[Website and app data records]
• • •
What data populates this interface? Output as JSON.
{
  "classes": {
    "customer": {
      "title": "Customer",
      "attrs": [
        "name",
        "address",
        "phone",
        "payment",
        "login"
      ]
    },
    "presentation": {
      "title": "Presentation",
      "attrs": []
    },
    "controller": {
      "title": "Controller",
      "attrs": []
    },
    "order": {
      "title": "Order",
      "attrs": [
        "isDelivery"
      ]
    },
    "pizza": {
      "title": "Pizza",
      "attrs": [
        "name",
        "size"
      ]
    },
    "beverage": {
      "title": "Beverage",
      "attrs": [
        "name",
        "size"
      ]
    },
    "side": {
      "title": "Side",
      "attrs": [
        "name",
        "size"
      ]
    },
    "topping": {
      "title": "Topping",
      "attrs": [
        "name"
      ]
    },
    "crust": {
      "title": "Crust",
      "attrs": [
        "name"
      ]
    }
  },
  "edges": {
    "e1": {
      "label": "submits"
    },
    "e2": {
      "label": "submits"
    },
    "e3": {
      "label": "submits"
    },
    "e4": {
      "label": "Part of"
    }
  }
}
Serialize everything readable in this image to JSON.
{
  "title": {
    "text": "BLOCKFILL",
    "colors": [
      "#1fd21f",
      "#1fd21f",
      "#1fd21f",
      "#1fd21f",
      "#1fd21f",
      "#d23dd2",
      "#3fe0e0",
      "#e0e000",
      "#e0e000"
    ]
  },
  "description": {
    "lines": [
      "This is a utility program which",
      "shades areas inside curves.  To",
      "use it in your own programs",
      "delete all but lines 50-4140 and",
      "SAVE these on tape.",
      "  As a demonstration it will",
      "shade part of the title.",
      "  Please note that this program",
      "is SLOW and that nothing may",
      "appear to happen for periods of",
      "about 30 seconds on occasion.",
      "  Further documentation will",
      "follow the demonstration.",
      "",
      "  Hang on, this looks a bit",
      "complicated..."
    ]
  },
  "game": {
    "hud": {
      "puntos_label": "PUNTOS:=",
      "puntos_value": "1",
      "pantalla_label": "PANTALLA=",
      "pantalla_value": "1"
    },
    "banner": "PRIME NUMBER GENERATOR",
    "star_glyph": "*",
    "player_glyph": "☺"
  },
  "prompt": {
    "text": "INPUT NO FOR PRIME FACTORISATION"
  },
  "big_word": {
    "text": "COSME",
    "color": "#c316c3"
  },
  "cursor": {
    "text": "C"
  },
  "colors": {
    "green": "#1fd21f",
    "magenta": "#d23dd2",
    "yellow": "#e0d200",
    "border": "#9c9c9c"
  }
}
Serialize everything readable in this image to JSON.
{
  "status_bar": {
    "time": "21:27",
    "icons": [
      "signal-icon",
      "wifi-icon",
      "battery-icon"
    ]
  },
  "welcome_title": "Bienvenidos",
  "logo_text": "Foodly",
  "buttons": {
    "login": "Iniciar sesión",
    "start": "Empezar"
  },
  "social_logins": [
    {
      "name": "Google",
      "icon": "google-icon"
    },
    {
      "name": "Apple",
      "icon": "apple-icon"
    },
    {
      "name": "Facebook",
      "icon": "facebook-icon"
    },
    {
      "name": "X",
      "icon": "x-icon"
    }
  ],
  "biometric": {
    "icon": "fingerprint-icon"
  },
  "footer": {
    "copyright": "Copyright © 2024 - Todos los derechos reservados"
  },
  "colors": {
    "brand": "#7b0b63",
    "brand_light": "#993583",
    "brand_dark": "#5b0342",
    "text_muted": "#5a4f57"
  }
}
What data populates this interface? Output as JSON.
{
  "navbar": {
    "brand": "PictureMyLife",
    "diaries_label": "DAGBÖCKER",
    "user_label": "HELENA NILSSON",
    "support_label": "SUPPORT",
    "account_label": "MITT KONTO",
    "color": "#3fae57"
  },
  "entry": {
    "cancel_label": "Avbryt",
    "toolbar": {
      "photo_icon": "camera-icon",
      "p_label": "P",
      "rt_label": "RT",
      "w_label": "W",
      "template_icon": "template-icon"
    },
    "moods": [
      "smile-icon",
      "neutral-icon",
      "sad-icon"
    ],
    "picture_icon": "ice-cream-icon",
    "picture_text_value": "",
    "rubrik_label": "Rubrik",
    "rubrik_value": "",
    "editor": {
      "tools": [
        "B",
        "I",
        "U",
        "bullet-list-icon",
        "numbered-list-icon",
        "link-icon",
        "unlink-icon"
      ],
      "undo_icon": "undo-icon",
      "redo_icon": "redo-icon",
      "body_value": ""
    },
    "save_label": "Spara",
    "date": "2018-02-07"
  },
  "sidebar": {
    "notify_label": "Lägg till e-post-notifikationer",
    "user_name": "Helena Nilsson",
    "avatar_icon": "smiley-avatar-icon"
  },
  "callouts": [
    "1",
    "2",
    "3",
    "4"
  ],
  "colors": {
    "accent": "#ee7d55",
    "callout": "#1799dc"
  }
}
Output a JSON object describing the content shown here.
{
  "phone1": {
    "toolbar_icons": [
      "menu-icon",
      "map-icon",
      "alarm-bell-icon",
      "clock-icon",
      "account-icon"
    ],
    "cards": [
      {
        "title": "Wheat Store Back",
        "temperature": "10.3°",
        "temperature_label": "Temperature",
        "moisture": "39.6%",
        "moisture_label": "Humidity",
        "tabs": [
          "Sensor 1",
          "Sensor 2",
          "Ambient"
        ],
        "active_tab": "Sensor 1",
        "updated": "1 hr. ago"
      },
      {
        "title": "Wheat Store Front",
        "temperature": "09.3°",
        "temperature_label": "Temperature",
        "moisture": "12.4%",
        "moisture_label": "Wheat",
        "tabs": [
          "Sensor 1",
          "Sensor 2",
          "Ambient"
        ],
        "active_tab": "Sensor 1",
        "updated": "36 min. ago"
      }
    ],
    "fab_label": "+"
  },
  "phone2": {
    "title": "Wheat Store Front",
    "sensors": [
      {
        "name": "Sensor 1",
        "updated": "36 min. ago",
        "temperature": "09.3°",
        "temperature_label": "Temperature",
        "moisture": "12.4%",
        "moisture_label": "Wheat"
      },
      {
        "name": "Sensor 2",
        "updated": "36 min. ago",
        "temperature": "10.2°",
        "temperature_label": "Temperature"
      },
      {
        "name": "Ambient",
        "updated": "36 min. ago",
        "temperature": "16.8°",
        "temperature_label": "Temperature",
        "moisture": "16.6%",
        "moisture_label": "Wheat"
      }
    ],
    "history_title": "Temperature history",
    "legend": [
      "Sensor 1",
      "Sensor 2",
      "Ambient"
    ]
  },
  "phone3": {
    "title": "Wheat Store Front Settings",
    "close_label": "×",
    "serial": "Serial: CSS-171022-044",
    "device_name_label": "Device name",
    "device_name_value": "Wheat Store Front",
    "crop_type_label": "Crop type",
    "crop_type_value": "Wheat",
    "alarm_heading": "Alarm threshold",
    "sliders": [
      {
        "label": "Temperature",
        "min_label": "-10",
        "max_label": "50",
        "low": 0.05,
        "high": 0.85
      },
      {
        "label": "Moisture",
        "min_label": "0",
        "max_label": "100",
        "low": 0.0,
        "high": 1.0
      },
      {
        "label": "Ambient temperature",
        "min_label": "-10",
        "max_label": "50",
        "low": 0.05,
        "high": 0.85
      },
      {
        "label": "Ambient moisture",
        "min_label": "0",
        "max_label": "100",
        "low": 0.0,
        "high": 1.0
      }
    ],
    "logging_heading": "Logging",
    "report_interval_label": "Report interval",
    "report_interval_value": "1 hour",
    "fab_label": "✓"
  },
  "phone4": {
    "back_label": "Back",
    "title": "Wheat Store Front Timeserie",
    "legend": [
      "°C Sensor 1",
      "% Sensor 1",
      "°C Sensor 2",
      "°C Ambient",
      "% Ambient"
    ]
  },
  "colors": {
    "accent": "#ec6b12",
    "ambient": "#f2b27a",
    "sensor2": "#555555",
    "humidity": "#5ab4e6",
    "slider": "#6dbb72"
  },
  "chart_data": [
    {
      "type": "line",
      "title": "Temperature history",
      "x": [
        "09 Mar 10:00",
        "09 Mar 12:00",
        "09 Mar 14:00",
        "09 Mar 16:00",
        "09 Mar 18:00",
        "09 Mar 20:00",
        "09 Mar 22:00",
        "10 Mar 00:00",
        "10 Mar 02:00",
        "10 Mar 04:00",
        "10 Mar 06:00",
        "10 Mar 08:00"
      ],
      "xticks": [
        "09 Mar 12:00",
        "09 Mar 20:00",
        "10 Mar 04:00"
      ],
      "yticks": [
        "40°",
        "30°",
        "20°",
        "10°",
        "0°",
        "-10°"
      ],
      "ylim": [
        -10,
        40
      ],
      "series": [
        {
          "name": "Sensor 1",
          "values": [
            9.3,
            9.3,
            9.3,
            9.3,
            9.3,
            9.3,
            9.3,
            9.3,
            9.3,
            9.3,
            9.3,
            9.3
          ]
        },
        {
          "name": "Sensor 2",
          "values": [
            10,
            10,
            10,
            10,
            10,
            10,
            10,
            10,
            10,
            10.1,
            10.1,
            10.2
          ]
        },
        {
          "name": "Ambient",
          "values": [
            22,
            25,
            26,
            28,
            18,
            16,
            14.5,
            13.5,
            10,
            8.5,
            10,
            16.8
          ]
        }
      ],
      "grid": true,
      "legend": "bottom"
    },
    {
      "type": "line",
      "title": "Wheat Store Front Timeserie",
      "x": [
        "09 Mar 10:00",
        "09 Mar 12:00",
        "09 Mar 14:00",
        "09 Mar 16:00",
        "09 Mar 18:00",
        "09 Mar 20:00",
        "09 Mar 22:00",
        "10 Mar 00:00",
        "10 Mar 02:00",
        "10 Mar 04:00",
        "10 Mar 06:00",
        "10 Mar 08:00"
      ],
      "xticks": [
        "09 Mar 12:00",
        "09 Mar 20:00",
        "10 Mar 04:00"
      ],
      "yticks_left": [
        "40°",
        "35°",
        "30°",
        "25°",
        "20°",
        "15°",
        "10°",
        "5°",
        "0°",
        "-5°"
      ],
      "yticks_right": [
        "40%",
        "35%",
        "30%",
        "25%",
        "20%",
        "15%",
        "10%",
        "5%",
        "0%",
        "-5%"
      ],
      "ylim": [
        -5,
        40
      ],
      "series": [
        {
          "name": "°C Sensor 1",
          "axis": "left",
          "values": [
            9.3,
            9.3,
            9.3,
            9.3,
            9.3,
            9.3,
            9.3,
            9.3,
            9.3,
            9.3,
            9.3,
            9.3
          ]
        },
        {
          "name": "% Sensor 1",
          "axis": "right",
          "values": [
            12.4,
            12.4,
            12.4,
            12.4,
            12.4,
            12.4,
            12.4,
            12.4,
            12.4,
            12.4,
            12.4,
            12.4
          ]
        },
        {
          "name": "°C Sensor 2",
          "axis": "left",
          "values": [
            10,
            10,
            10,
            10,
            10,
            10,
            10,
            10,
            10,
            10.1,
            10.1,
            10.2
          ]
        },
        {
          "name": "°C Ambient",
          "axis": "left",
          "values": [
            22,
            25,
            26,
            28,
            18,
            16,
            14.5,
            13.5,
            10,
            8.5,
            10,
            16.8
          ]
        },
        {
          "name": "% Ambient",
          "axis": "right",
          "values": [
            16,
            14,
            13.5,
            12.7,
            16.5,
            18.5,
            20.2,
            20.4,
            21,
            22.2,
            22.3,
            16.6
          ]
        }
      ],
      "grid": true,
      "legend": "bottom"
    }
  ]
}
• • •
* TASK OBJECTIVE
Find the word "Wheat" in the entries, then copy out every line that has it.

* SOLUTION
        "title": "Wheat Store Back",
        "title": "Wheat Store Front",
        "moisture_label": "Wheat",
    "title": "Wheat Store Front",
        "moisture_label": "Wheat"
        "moisture_label": "Wheat"
    "title": "Wheat Store Front Settings",
    "device_name_value": "Wheat Store Front",
    "crop_type_value": "Wheat",
    "title": "Wheat Store Front Timeserie",
      "title": "Wheat Store Front Timeserie",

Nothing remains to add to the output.